In two dissents this past term, Justices invoked Alice in Wonderland.

Chief Justice Roberts had this gem in FEC v. Cruz. A paragraph on page 7 begins:

These arguments have an Alice in Wonderland air about them, with the Government arguing that appellees would not violate the statute by repaying Cruz, and the appellees arguing that they would. But this case has unfolded in an unusual way. 

Three paragraphs later, on the bottom of page 8, Roberts pays off the Alice reference:

But we need not go further down this rabbit hole.

And Justice Thomas's dissent in U.S. v. Taylor included this reference:

Yet, the Court holds that Taylor did not actually commit a "crime of violence" because a hypothetical defendant—the Court calls him "Adam"—could have been convicted of attempting to commit Hobbs Act robbery without using, attempting to use, or threatening to use physical force. Ante, at 5; see §924(c)(3)(A). This holding exemplifies just how this Court's "categorical approach" has led the Federal Judiciary on a "journey Through the Looking Glass," during which we have found many "strange things." L. Carroll, Alice in Wonderland and Through the Looking Glass 227 (J. Messner ed. 1982).

And Thomas closed the connection in the final paragraph:

Even Alice, having slaked her curiosity, eventually re- turned from the land beyond the looking glass.

I appreciate Thomas's reference, but Roberts's was so much more effective.

Don't forget Justice Scalia's barb from his dissent in Los Angeles v. Patel:

The Court suggests that police could obtain an administrative subpoena to search a guest register and, if a motel moves to quash, the police could "guar[d] the registry pending a hearing" on the motion. Ante, at 2456. This proposal is equal parts 1984 and Alice in Wonderland.
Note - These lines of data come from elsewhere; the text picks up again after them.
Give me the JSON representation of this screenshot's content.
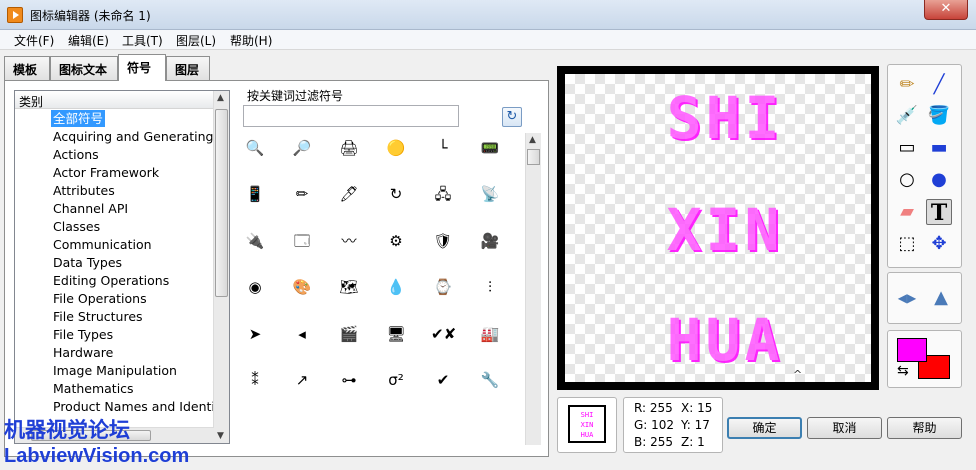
{
  "window": {
    "title": "图标编辑器 (未命名 1)",
    "close_glyph": "✕"
  },
  "menu": [
    "文件(F)",
    "编辑(E)",
    "工具(T)",
    "图层(L)",
    "帮助(H)"
  ],
  "tabs": [
    {
      "label": "模板",
      "active": false
    },
    {
      "label": "图标文本",
      "active": false
    },
    {
      "label": "符号",
      "active": true
    },
    {
      "label": "图层",
      "active": false
    }
  ],
  "category": {
    "header": "类别",
    "items": [
      "全部符号",
      "Acquiring and Generating D",
      "Actions",
      "Actor Framework",
      "Attributes",
      "Channel API",
      "Classes",
      "Communication",
      "Data Types",
      "Editing Operations",
      "File Operations",
      "File Structures",
      "File Types",
      "Hardware",
      "Image Manipulation",
      "Mathematics",
      "Product Names and Identif"
    ],
    "selected_index": 0
  },
  "filter": {
    "label": "按关键词过滤符号",
    "value": "",
    "placeholder": ""
  },
  "symbols": [
    [
      "🔍",
      "🔎",
      "🖨",
      "🟡",
      "└",
      "📟"
    ],
    [
      "📱",
      "✏",
      "🖊",
      "↻",
      "🖧",
      "📡"
    ],
    [
      "🔌",
      "🗔",
      "〰",
      "⚙",
      "🛡",
      "🎥"
    ],
    [
      "◉",
      "🎨",
      "🗺",
      "💧",
      "⌚",
      "⫶"
    ],
    [
      "➤",
      "◂",
      "🎬",
      "🖥",
      "✔✘",
      "🏭"
    ],
    [
      "⁑",
      "↗",
      "⊶",
      "σ²",
      "✔",
      "🔧"
    ]
  ],
  "canvas_text": [
    "SHI",
    "XIN",
    "HUA"
  ],
  "canvas_caret": "^",
  "tools": [
    {
      "name": "pencil-tool",
      "glyph": "✏",
      "color": "#c08a2a"
    },
    {
      "name": "line-tool",
      "glyph": "╱",
      "color": "#1f3fd6"
    },
    {
      "name": "dropper-tool",
      "glyph": "💉",
      "color": "#1f3fd6"
    },
    {
      "name": "fill-tool",
      "glyph": "🪣",
      "color": "#333333"
    },
    {
      "name": "rectangle-tool",
      "glyph": "▭",
      "color": "#000000"
    },
    {
      "name": "filled-rectangle-tool",
      "glyph": "▬",
      "color": "#1f3fd6"
    },
    {
      "name": "ellipse-tool",
      "glyph": "○",
      "color": "#000000"
    },
    {
      "name": "filled-ellipse-tool",
      "glyph": "●",
      "color": "#1f3fd6"
    },
    {
      "name": "eraser-tool",
      "glyph": "▰",
      "color": "#f08080"
    },
    {
      "name": "text-tool",
      "glyph": "T",
      "color": "#000000",
      "active": true
    },
    {
      "name": "select-tool",
      "glyph": "⬚",
      "color": "#000000"
    },
    {
      "name": "move-tool",
      "glyph": "✥",
      "color": "#1f3fd6"
    }
  ],
  "flip_tools": [
    {
      "name": "flip-horizontal-tool",
      "glyph": "◀▶"
    },
    {
      "name": "flip-vertical-tool",
      "glyph": "▲"
    }
  ],
  "colors": {
    "foreground": "#ff00ff",
    "background": "#ff0000",
    "swap_glyph": "⇆"
  },
  "preview_text": [
    "SHI",
    "XIN",
    "HUA"
  ],
  "readout": {
    "r": "R: 255",
    "g": "G: 102",
    "b": "B: 255",
    "x": "X: 15",
    "y": "Y: 17",
    "z": "Z: 1"
  },
  "buttons": {
    "ok": "确定",
    "cancel": "取消",
    "help": "帮助"
  },
  "watermark": {
    "line1": "机器视觉论坛",
    "line2": "LabviewVision.com"
  }
}
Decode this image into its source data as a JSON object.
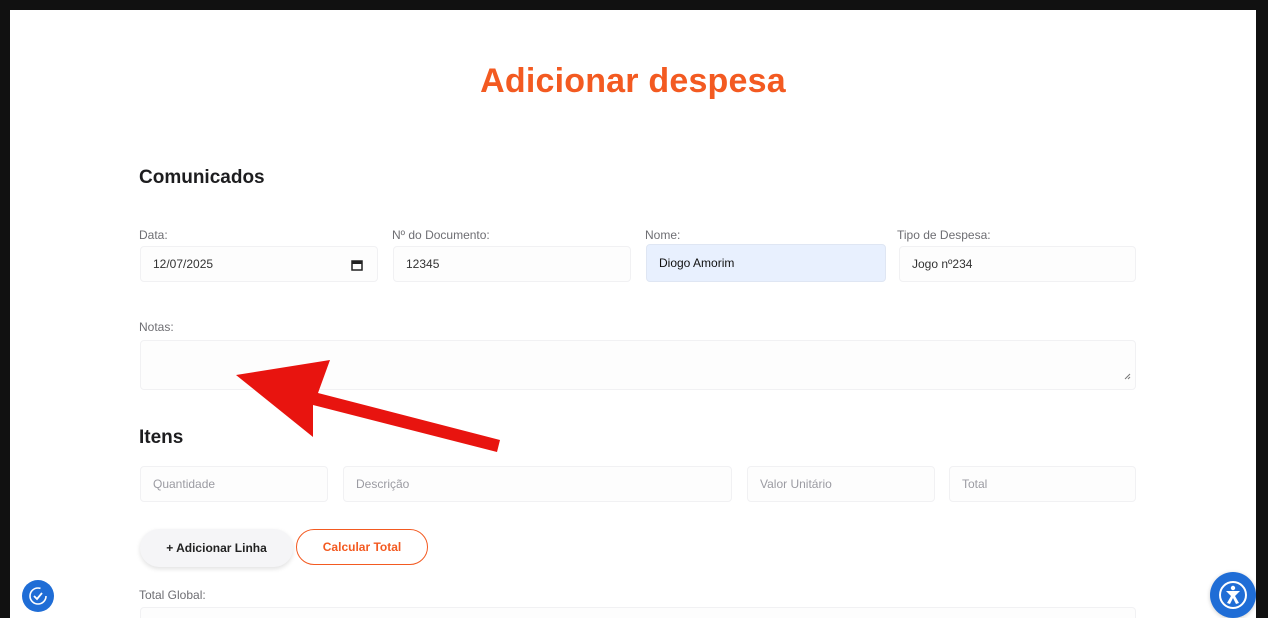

Why make one literary reference in a sentence when you can make two?